Published: 6 January 2012

Abstract

Background

Governments and donors all over Africa are searching for sustainable, affordable and cost-effective ways to improve the quality of malaria case management. Widespread deficiencies have been reported in the prescribing and counselling practices of health care providers treating febrile patients in both public and private health facilities. Cameroon is no exception with low levels of adherence to national guidelines, the frequent selection of non-recommended antimalarials and the use of incorrect dosages. This study evaluates the effectiveness and cost-effectiveness of introducing two different provider training packages, alongside rapid diagnostic tests (RDTs), designed to equip providers with the knowledge and practical skills needed to effectively diagnose and treat febrile patients. The overall aim is to target antimalarial treatment better and to facilitate optimal use of malaria treatment guidelines.

Methods/Design

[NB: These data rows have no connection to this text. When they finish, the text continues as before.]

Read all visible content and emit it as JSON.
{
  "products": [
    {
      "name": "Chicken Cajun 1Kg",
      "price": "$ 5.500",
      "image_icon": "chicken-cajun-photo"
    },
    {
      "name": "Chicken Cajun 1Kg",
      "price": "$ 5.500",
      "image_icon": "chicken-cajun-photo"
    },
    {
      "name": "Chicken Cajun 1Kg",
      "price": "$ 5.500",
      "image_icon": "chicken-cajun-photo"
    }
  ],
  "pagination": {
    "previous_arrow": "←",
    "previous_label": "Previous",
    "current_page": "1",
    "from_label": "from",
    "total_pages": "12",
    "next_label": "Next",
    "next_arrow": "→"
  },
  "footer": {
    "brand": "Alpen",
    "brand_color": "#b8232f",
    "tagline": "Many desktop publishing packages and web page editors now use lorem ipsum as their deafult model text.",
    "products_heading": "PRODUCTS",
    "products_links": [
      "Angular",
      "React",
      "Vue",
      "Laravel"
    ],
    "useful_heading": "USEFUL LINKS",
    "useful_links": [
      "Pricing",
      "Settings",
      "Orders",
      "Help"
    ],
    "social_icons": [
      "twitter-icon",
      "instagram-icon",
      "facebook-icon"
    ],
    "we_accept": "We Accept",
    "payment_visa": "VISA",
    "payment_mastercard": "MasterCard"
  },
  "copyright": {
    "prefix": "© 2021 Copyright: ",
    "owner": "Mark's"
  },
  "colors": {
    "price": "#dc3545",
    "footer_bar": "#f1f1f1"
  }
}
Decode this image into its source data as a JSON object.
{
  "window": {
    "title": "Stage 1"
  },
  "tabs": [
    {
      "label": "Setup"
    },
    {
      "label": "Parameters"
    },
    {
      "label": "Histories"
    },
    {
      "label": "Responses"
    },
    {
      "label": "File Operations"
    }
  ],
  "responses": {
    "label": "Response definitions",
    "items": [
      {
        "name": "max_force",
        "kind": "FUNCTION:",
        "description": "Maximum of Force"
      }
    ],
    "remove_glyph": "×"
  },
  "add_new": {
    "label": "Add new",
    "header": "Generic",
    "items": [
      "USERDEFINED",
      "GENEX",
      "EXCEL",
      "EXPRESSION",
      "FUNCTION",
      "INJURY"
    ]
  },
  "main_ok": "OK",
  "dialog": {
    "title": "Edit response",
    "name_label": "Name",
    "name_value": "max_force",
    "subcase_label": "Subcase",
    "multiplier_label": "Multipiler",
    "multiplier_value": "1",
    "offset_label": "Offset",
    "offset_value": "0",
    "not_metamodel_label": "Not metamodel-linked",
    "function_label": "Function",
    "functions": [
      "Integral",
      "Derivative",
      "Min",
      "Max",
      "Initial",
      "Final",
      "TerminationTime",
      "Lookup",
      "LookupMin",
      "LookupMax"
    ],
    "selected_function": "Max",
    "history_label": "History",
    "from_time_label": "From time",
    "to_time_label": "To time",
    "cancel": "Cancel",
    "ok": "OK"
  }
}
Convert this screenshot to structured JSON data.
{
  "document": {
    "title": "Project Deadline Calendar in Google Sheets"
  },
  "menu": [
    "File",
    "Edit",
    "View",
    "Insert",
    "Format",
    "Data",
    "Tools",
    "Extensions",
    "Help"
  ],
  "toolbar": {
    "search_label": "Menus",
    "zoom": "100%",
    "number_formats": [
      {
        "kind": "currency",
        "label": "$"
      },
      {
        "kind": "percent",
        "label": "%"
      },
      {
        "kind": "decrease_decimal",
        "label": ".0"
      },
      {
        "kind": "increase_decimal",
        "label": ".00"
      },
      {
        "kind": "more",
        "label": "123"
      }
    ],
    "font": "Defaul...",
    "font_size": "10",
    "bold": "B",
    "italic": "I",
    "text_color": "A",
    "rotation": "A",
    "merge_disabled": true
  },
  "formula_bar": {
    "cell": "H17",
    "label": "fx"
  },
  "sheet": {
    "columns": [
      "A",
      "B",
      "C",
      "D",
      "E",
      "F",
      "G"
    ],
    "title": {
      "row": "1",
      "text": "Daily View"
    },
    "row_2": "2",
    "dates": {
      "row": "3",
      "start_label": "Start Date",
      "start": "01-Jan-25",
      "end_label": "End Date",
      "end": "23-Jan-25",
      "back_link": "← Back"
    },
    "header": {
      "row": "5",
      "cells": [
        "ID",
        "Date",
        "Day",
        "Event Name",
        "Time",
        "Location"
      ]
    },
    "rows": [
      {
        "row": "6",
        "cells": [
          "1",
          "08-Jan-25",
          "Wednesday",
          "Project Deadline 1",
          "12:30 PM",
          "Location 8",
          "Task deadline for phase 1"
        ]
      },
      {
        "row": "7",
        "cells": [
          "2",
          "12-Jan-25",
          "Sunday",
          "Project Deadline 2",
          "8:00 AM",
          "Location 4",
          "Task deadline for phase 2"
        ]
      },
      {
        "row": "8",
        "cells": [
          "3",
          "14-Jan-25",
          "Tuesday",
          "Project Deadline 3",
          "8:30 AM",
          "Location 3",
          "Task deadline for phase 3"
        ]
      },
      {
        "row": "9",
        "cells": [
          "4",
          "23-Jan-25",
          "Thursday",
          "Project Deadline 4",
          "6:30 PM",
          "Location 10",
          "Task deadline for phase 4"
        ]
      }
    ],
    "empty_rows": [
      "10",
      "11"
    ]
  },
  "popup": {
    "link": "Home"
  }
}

A 3-arm stratified, cluster randomized trial will be conducted to assess whether introducing RDTs with provider training (basic or enhanced) is more cost-effective than current practice without RDTs, and whether there is a difference in the cost effectiveness of the provider training interventions. The primary outcome is the proportion of patients attending facilities that report a fever or suspected malaria and receive treatment according to malaria guidelines. This will be measured by surveying patients (or caregivers) as they exit public and mission health facilities. Cost-effectiveness will be presented in terms of the primary outcome and a range of secondary outcomes, including changes in provider knowledge. Costs will be estimated from a societal and provider perspective using standard economic evaluation methodologies.

Trial Registration

ClinicalTrials.gov: NCT00981877

Keywords:
Cost-effectiveness; malaria; Rapid Diagnostics tests (RDTs)